- Psychosocial support sessions for all age groups
- 100 children were targeted, divided into groups according to social and psychological needs. The psychologist referred 30 new children for individual follow-up.
- It is worthy to note that, two child friendly psychosocial spaces were established at two UNRWA clinics (one in Ein El Helweh and one in Wadi El Zeni), where 2350 children whom their families access UNRWA clinics participated and joined the activities in these spaces.
- Code: R1
- Date of birth: 2003
- Nationality: Syrian
- Sex: Female
- Referred by: Social Worker
- Reason for referral: self-harm, isolation, psychological stress
- Risk level: High
- Social status; Divorced
Notes: The beneficiary is currently married to someone else and has no children.
Economic and living situation of the beneficiary
- Work: Unemployed Unstable Stable
- Type of work: Stitching
- Is he/she receiving financial assistance? No
- Family income: good average low bad
- Nature of the residence: Landlord Rent hosted tent
- Number of rooms: 2
- Does anyone else live in the house with the family: The beneficiary and her husband live with her parents and her siblings
Additional Observations on the Living Situation of the Case:
The living and economic situation of the beneficiary is terrible as the family of 8 members live in a house consisting of only 2 rooms which lacks the basic home furnishings.
Summary of the background/history of the beneficiary and the problems suffered from:
After observing the beneficiary’s situation through her participation in awareness sessions, she began talking openly about her situation among the Psycho Social Support group members (group of girls aged 14-20), where she talked about the consequences of early marriage that she faced and suffered from, as she was forcibly ordered by her father to marry a man when she was 15 years old. This early marriage shortly led to family problems and complications including constant insults to her by the husband's parents, leading her to divorce few months after her marriage.
Moreover, after her divorce, she received insults from her own family who considers divorce as a shame and a social defect, where the mother told her, "You are just a divorced girl and so you are with us to serve us."
All that has been addressed and said to her had led to the emergence of high-risk psychological symptoms.
Psychological and Social Symptoms Observed:
- Community isolation (spends days without communicating or meeting with a family or friend)
- Feelings of permanent sadness (most of the time)
- Constant crying
- Fear of facing people
- Loss of self-confidence and loss of trust in people
- Sleep disorders (insomnia)
- Eating disorders (anorexia)
- Nail biting
- Hair cutting (self-torture for revenge)
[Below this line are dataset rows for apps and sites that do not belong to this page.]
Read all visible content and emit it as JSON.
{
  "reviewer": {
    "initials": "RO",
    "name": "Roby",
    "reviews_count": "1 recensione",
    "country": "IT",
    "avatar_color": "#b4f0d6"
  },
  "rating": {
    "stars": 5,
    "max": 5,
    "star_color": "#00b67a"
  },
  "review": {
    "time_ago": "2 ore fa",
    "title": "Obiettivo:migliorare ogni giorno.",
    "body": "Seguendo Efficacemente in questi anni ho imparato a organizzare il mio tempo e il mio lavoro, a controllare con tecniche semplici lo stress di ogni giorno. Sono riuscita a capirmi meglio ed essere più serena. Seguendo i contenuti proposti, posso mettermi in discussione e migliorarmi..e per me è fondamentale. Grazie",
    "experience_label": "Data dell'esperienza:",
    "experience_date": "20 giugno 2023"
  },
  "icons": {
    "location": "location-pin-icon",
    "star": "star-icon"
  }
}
- Harming her body by cutting off her wrists and arms
Data Collection Method:
Data is collected through the psycho-social support sessions and awareness sessions given, as well as follow-up via the telephone and home visit.
Intervention and follow-up Methods:
Intervention was conducted in the following ways:
- Awareness sessions (early marriage, gender-based violence, gender versus sex)
- Psychosocial support sessions (SHE DEAL), how to deal with risks
- Art therapy sessions (your strengths and weaknesses, fears and sources of strength, your position in society, expression of emotions)
- Referral to the psychologist for follow-up
- Follow-up meetings with the psychologist through individual sessions on a weekly basis
- Continue participating in the sessions that she had begun as a recommendation by the social worker and at the request of the beneficiary herself (awareness sessions, art therapy sessions, social psychological support sessions).
GBV awareness campaign